In 1986, Professor Corrado Rosenfeld found a beautifully preserved pterosaur skeleton in rocky debris at the base of a cliff in northeastern Italy. The specimen was found to be a new species of Late Triassic pterosaur, and was named Eudimorphodon rosenfeldi by Fabio Marco Dalla Vecchia in 1995. In 2009, Dalla Vecchia published a thorough description of E. rosenfeldi, comparing it to other specimens of Eudimorphodon and other eudimorphodontids. He found that although it was a eudimorphodontid, it was not particularly close to the other species of Eudimorphodon, and gave it the genus name Carniadactylus. The 2009 paper also described a second, smaller specimen of Carniadactylus, although Alexander Kellner gave the second specimen its own genus and species, Bergamodactylus wildi in 2015 citing its smaller size but similar age at death. The name Carniadactylus rosenfedli honors the Carnia region of Italy and Professor Rosenfeld.
The specimen is on a rock slab and is made up of most of an articulated skeleton of a small, pterosaur lying on its side. The skeleton is missing most of its head, some neck vertebrae, some limb bones, and the tail. The rear portion of the skull and mandible are present, and a single tooth at the back of the lower jaw with impressions of a few others. Like other eudimorphodontids, the teeth are somewhat bladelike and have five cusps.

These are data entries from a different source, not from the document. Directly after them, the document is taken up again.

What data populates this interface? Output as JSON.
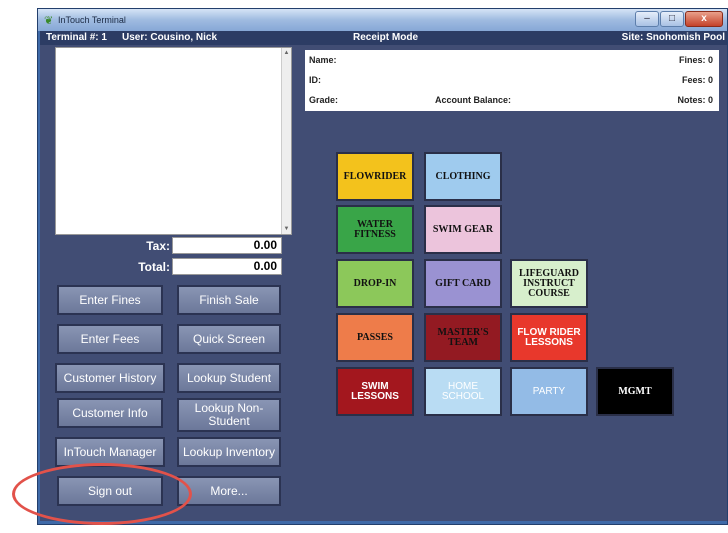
{
  "window": {
    "title": "InTouch Terminal",
    "app_icon": "leaf-icon",
    "minimize_glyph": "–",
    "maximize_glyph": "□",
    "close_glyph": "x"
  },
  "infobar": {
    "terminal": "Terminal #: 1",
    "user": "User: Cousino, Nick",
    "mode": "Receipt Mode",
    "site": "Site: Snohomish Pool"
  },
  "receipt": {
    "scroll_up": "▲",
    "scroll_down": "▼"
  },
  "totals": {
    "tax_label": "Tax:",
    "tax_value": "0.00",
    "total_label": "Total:",
    "total_value": "0.00"
  },
  "customer": {
    "name_label": "Name:",
    "id_label": "ID:",
    "grade_label": "Grade:",
    "balance_label": "Account Balance:",
    "fines": "Fines: 0",
    "fees": "Fees: 0",
    "notes": "Notes: 0"
  },
  "buttons": {
    "enter_fines": "Enter Fines",
    "finish_sale": "Finish Sale",
    "enter_fees": "Enter Fees",
    "quick_screen": "Quick Screen",
    "customer_history": "Customer History",
    "lookup_student": "Lookup Student",
    "customer_info": "Customer Info",
    "lookup_non_student": "Lookup Non-Student",
    "intouch_manager": "InTouch Manager",
    "lookup_inventory": "Lookup Inventory",
    "sign_out": "Sign out",
    "more": "More..."
  },
  "categories": {
    "flowrider": "FLOWRIDER",
    "clothing": "CLOTHING",
    "water_fitness": "WATER FITNESS",
    "swim_gear": "SWIM GEAR",
    "drop_in": "DROP-IN",
    "gift_card": "GIFT CARD",
    "lifeguard": "LIFEGUARD INSTRUCT COURSE",
    "passes": "PASSES",
    "masters_team": "MASTER'S TEAM",
    "flow_rider_lessons": "FLOW RIDER LESSONS",
    "swim_lessons": "SWIM LESSONS",
    "home_school": "HOME SCHOOL",
    "party": "PARTY",
    "mgmt": "MGMT"
  },
  "colors": {
    "highlight_ring": "#e2524a",
    "background": "#414d74"
  }
}
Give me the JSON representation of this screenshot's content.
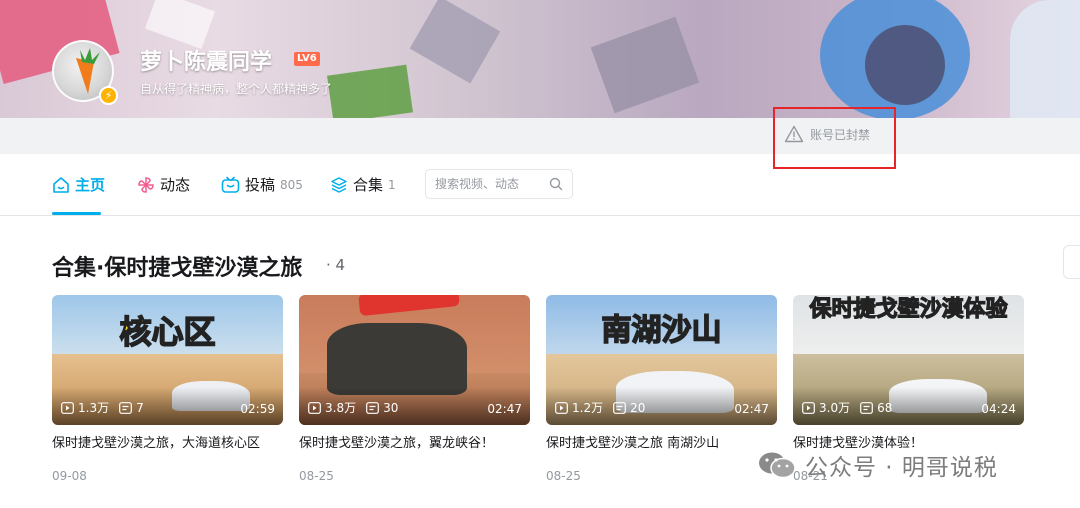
{
  "profile": {
    "username": "萝卜陈震同学",
    "level": "LV6",
    "sign": "自从得了精神病，整个人都精神多了",
    "status": "账号已封禁"
  },
  "nav": {
    "items": [
      {
        "label": "主页",
        "count": "",
        "icon": "home-icon"
      },
      {
        "label": "动态",
        "count": "",
        "icon": "windmill-icon"
      },
      {
        "label": "投稿",
        "count": "805",
        "icon": "tv-icon"
      },
      {
        "label": "合集",
        "count": "1",
        "icon": "layers-icon"
      }
    ],
    "search_placeholder": "搜索视频、动态"
  },
  "section": {
    "title": "合集·保时捷戈壁沙漠之旅",
    "count": "4"
  },
  "videos": [
    {
      "caption": "核心区",
      "views": "1.3万",
      "comments": "7",
      "duration": "02:59",
      "title": "保时捷戈壁沙漠之旅，大海道核心区",
      "date": "09-08"
    },
    {
      "caption": "",
      "views": "3.8万",
      "comments": "30",
      "duration": "02:47",
      "title": "保时捷戈壁沙漠之旅，翼龙峡谷！",
      "date": "08-25"
    },
    {
      "caption": "南湖沙山",
      "views": "1.2万",
      "comments": "20",
      "duration": "02:47",
      "title": "保时捷戈壁沙漠之旅 南湖沙山",
      "date": "08-25"
    },
    {
      "caption": "保时捷戈壁沙漠体验",
      "views": "3.0万",
      "comments": "68",
      "duration": "04:24",
      "title": "保时捷戈壁沙漠体验！",
      "date": "08-21"
    }
  ],
  "watermark": "公众号 · 明哥说税",
  "colors": {
    "accent": "#00aeec",
    "ban_box": "#e5252a",
    "level_badge": "#ff6a4b"
  }
}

The specimen’s wings are well preserved and folded, and preserve fibers, known as actinofibrils that stiffened distal the wing membrane. Although the tail was not found, its early appearance and certain skeletal characteristics show that Carniadactylus had a long tail. Like all early long-tailed pterosaurs, Carniadactylus had a comparatively short neck, short hand bones, and a long, divergent fifth toe. Its wingspan was 71 cm (28 inches), about the same size as a magpie.
When Dalla Vecchia initially described Eudimorphodon rosenfeldi in 1995, there were very few species of pterosaurs with multi-cusped teeth, and it was most similar to Eudimorphodon ranzi, also known from Triassic rocks in northern Italy. Between its initial naming in 1995 and full description in 2009, several other species of eudimorphodontids were discovered. Dalla Vecchia performed a phylogenetic analysis, and found that E. rosenfeldi was actually more closely related to Caviramus and Raeticodactylus than it was to Eudimorphodon hence the new genus name. Dalla Vecchia also found the Early Jurassic pterosaur Campylognathoides to be a close relative of the eudimorphodontids. Other analyses, such as a 2018 analysis by Nick Longrich and colleagues found that the eudimorphodontids are part of a strictly Triassic lineage called the eopterosaurs, and that Campylognathoides was more closely related to later pterosaurs.
Carniadactylus lived about 215 million years ago near the northern shore of the ancient Tethys Ocean. Eudimorphodontids had complex multi-cusped teeth that allowed a certain degree of chewing, something rarely seen in pterosaurs. In 2011 Attila Ősi determined that eudimorphodontids were largely insectivorous by comparing their teeth to the teeth in modern lizards. Smaller bodied eudimorphodontids like Carniadactylus may have focused on smaller or softer-bodied prey like worms or grubs.